How Does Alcohol Affect Your Body?
Like most drugs, alcohol won’t immediately have a negative effect on your body, and if you maintain good moderation and don’t drink regularly, you may never notice any detrimental effects to your physical health. However, alcohol is a diuretic, and it makes your liver work overtime. Overuse of alcohol can result in an enlarged liver, liver and/or kidney failure, shrinking in the frontal lobe of your brain, pain in your pancreas, vision problems, and more.

Getting Treatment for Addiction
All too often, people think that they can just quit drinking whenever they want. However, if you have a physical dependence on alcohol, this can result in severe and painful withdrawal symptoms. Not only that, but people who have a physical dependence on alcohol almost always have a psychological dependence on it, as well. Thus, quitting cold turkey is not always a great idea, but getting addiction counseling and rehabilitative treatment may help even those who have given up all hope of ever quitting and getting their lives back under control.

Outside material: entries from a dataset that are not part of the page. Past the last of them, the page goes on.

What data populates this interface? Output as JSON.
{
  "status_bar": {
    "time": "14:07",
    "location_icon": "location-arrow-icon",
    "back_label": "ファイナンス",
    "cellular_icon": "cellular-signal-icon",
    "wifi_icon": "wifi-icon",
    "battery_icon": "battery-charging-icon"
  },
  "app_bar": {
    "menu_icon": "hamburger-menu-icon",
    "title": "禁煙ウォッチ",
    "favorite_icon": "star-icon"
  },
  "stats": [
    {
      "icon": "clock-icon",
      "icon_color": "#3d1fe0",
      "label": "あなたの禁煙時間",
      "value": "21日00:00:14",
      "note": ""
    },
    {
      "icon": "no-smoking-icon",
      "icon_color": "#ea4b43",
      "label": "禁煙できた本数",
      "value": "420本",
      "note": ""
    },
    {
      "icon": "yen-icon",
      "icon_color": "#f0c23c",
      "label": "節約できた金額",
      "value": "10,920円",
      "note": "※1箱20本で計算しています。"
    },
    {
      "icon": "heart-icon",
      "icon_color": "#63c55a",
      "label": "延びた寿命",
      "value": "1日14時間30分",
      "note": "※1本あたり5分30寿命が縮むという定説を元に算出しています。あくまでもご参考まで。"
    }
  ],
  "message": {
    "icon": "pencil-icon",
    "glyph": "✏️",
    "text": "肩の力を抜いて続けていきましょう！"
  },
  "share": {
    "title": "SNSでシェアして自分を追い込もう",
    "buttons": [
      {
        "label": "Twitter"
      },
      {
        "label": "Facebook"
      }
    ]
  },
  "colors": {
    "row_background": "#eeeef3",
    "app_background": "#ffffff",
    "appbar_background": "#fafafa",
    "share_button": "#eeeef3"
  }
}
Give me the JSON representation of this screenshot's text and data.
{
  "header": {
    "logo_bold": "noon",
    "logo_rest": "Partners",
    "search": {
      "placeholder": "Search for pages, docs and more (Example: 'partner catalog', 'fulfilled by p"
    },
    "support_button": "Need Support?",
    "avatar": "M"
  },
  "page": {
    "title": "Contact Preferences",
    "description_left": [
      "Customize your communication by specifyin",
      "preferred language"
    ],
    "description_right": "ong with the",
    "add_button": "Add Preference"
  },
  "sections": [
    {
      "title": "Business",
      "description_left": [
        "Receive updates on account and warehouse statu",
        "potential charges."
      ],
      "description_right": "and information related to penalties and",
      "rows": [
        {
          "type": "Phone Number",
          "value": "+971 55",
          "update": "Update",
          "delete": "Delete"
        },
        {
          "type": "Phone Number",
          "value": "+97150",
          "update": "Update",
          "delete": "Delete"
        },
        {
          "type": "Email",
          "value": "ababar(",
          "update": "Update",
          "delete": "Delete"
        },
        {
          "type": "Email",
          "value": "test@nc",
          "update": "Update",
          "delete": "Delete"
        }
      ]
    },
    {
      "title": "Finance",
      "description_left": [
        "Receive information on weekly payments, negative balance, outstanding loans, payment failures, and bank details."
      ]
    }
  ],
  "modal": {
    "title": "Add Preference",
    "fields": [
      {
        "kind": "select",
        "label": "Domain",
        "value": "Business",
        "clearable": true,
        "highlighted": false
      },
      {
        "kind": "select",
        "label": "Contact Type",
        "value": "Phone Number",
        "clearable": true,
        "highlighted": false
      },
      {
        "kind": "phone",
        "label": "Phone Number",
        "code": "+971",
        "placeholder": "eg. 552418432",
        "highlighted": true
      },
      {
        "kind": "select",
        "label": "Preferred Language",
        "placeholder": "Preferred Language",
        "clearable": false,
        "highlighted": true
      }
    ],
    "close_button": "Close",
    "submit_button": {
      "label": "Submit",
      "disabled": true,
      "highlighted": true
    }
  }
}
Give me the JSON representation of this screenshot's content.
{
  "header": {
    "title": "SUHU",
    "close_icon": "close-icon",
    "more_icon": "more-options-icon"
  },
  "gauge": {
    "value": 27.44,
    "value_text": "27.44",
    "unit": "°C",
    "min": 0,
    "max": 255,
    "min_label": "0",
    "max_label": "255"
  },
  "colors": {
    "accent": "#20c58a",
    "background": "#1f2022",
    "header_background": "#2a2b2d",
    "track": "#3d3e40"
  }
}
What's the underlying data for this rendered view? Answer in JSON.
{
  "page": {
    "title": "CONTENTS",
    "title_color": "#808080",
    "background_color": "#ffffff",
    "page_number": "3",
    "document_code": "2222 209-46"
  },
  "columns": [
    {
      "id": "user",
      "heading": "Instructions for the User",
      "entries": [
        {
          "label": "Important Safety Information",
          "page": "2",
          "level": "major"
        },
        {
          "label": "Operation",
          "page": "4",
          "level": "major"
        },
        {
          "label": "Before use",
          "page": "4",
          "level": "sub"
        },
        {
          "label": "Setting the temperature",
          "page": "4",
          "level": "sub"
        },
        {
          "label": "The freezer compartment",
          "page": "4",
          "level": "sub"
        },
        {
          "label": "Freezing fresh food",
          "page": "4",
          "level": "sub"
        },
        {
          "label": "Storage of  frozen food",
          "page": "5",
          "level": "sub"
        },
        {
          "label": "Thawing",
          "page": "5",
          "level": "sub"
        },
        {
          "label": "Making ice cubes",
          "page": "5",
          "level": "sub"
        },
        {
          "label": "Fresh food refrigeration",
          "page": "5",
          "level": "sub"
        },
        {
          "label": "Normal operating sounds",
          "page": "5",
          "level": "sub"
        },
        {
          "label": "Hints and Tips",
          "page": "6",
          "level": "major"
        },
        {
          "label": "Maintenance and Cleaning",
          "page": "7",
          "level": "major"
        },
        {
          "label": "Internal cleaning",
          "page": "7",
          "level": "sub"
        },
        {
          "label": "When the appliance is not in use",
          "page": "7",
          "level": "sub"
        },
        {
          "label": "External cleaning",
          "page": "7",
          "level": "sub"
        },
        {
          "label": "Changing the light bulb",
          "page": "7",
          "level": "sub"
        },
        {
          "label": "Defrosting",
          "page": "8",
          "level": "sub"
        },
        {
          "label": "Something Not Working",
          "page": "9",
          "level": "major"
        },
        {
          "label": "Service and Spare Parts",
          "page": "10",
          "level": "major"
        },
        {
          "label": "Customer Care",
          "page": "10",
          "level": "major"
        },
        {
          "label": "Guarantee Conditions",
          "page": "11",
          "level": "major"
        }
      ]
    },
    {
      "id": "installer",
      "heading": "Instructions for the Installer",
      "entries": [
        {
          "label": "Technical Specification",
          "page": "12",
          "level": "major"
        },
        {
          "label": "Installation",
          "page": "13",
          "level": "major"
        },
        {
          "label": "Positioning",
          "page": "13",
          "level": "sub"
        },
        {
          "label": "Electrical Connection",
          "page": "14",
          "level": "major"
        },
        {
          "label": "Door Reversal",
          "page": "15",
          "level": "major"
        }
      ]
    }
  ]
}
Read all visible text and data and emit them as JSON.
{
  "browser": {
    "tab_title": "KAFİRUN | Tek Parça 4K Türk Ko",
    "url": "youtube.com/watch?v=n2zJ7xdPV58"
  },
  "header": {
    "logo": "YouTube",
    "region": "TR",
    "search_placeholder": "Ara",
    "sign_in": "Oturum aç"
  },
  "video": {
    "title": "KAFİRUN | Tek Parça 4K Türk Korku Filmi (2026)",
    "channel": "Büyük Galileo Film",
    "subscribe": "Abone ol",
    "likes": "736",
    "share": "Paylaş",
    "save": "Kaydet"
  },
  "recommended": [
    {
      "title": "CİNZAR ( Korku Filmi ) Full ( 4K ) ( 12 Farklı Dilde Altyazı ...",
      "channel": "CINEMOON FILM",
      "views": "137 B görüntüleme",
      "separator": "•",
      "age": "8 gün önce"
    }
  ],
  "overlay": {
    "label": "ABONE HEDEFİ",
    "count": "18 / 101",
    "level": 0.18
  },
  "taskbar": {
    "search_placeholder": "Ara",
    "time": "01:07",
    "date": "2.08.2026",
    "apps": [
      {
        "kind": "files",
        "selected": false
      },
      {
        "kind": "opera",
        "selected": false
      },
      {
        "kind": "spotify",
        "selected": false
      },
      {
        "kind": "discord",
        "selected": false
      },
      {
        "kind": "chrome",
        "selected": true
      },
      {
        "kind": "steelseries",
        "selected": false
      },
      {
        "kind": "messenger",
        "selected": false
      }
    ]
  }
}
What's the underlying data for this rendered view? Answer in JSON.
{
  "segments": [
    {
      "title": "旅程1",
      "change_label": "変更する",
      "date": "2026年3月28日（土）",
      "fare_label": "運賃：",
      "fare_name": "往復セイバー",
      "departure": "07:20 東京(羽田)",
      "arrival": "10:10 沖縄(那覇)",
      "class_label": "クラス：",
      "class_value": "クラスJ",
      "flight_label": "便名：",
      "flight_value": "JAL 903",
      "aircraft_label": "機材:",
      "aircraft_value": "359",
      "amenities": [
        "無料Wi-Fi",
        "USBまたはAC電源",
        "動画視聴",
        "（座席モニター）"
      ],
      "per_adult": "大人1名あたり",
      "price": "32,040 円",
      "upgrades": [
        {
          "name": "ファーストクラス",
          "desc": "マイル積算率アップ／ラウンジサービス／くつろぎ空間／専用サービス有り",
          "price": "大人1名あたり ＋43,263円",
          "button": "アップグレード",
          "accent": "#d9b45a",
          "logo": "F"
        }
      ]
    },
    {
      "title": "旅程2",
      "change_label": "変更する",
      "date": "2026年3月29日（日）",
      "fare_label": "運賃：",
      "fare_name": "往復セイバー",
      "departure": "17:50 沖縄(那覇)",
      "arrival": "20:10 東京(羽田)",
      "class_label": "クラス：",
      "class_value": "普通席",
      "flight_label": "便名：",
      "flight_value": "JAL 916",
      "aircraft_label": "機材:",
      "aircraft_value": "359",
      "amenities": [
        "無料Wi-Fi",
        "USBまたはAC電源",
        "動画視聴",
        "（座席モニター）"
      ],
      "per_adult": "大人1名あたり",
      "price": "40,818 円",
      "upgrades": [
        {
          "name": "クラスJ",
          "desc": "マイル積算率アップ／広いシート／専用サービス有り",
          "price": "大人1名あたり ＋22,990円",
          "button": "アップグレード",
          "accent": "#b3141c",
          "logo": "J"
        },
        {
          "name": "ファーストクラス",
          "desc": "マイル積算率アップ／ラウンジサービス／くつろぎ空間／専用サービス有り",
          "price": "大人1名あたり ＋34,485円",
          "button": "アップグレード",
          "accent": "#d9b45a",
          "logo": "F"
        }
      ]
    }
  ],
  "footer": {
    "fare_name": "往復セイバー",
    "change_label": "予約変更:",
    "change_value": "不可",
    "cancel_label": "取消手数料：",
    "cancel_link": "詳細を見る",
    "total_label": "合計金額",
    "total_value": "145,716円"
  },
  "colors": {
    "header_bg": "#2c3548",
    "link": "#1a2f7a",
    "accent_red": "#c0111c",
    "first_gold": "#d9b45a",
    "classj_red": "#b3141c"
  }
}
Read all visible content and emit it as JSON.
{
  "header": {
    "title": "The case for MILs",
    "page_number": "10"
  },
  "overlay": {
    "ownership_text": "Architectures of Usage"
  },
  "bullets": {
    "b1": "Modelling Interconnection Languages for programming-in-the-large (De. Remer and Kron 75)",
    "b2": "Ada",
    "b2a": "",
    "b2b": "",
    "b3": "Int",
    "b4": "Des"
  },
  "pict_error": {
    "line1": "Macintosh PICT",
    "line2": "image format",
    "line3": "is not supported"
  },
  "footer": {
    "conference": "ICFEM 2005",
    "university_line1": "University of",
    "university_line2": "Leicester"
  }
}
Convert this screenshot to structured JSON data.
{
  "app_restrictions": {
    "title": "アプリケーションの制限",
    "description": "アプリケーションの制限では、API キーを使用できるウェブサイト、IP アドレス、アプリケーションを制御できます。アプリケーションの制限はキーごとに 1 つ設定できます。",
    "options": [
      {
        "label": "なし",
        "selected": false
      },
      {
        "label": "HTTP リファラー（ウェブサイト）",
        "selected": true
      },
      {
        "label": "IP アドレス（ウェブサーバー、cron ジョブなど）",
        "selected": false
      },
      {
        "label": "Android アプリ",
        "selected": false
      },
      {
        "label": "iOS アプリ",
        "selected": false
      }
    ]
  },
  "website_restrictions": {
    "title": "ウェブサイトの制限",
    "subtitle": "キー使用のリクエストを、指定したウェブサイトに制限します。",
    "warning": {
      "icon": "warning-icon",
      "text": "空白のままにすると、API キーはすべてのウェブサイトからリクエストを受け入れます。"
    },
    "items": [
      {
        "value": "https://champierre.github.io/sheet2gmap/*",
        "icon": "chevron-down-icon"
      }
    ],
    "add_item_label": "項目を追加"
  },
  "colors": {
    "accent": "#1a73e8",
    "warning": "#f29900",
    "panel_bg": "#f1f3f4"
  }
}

If you have a problem with alcohol, the answer may not be as simple as putting down the liquor. There’s no shame in asking for help and getting the care and assistance you need to get healthy again. Reach out for help to one of The Care Centers’ rehab facilities near you today.

Tags: Substance Rehab